Guggenheim had always displayed an interest in the other-worldly qualities of glass, and she helped to organize the 1965 exhibition "Sculpture in Glass" at the Museum of Modern Art, New York. The exhibition, which included works from Pablo Picasso, Guggenheim's then ex-husband Ernst, and Ernst's longtime friend, Jean Arp, was intended to draw attention to the island of Murano, Italy and its centuries-old tradition of glassblowing. The title, Volto, is the Italian term for "face," and refers to the subtle visage that appears in the central medallion. This early glasswork anticipates the later glass masterpieces that Ernst would execute. In glass, as in all other media that he worked with, Ernst's ingenuity and matchless creativity is evident, earning him accolades in his lifetime such as the Grand Prize for painting at the 1954 Venice Biennale and a major retrospective in 1975 at the Solomon R. Guggenheim Museum.
MoMA Archives, "Sculpture in Glass," MoMA Press Release (October 26, 1965).

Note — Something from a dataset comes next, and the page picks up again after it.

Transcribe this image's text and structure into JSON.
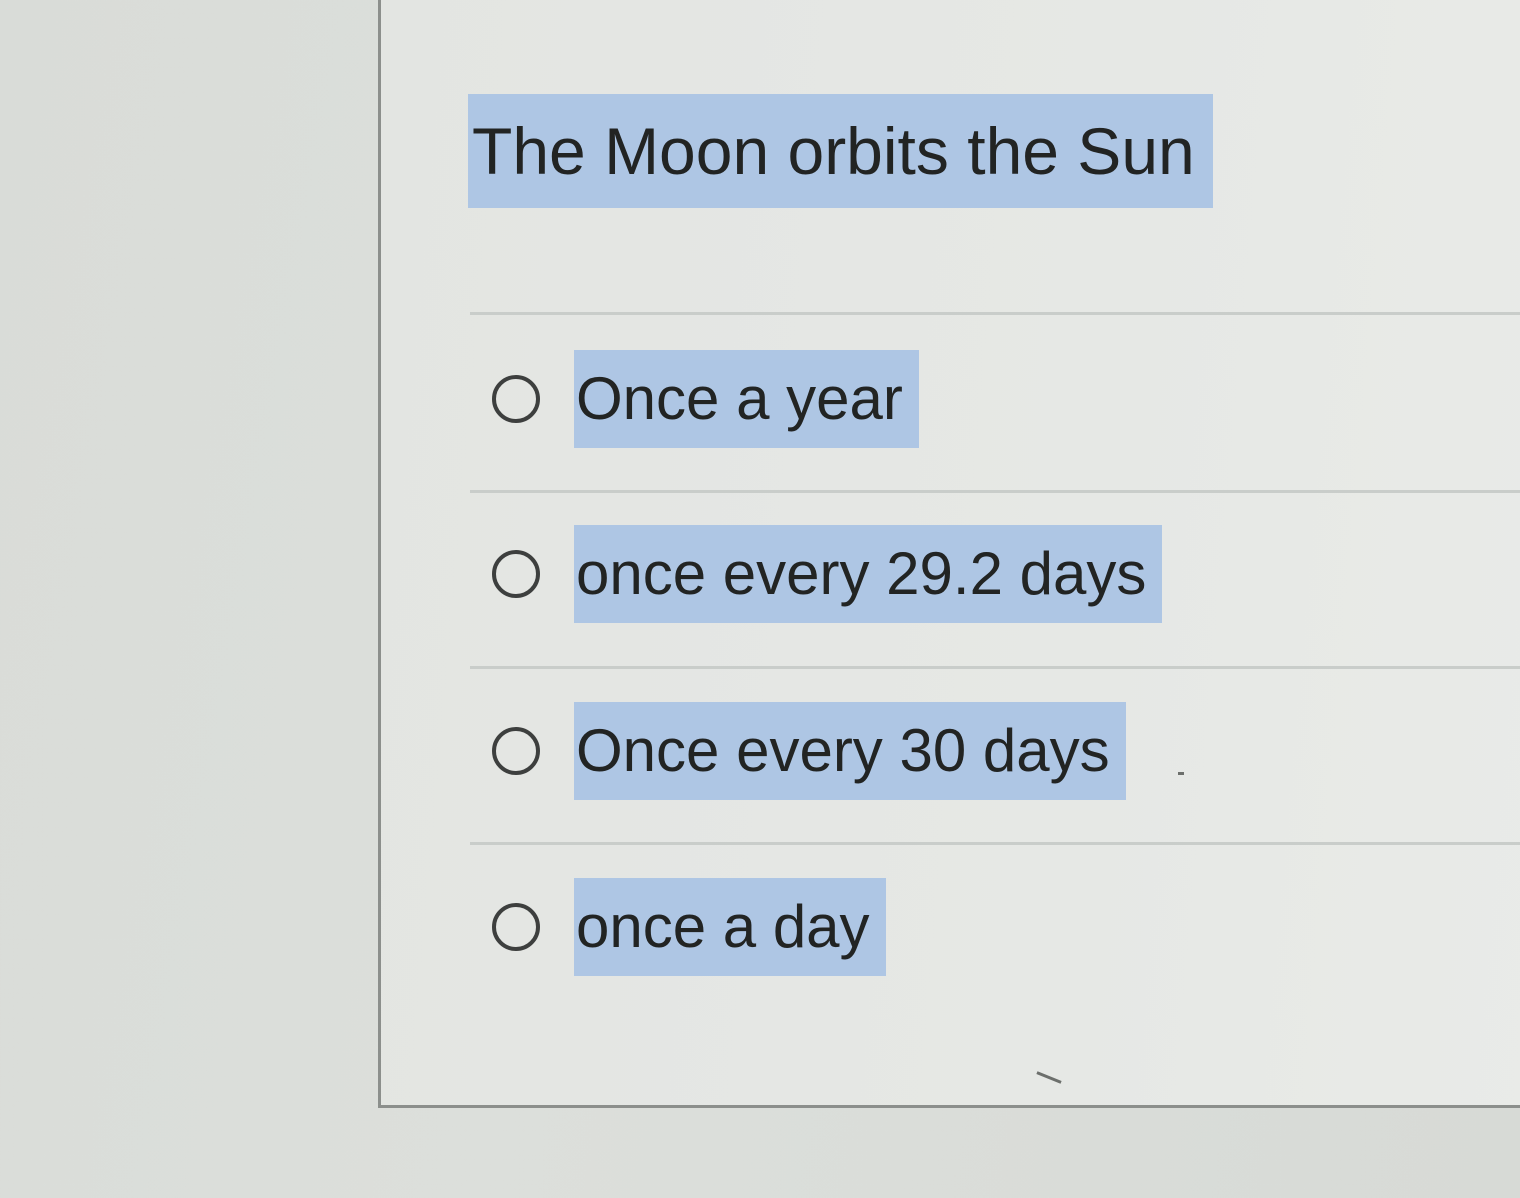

"Max Ernst." Tate Collections Online. Tate Museum. Web. 30 July 2014.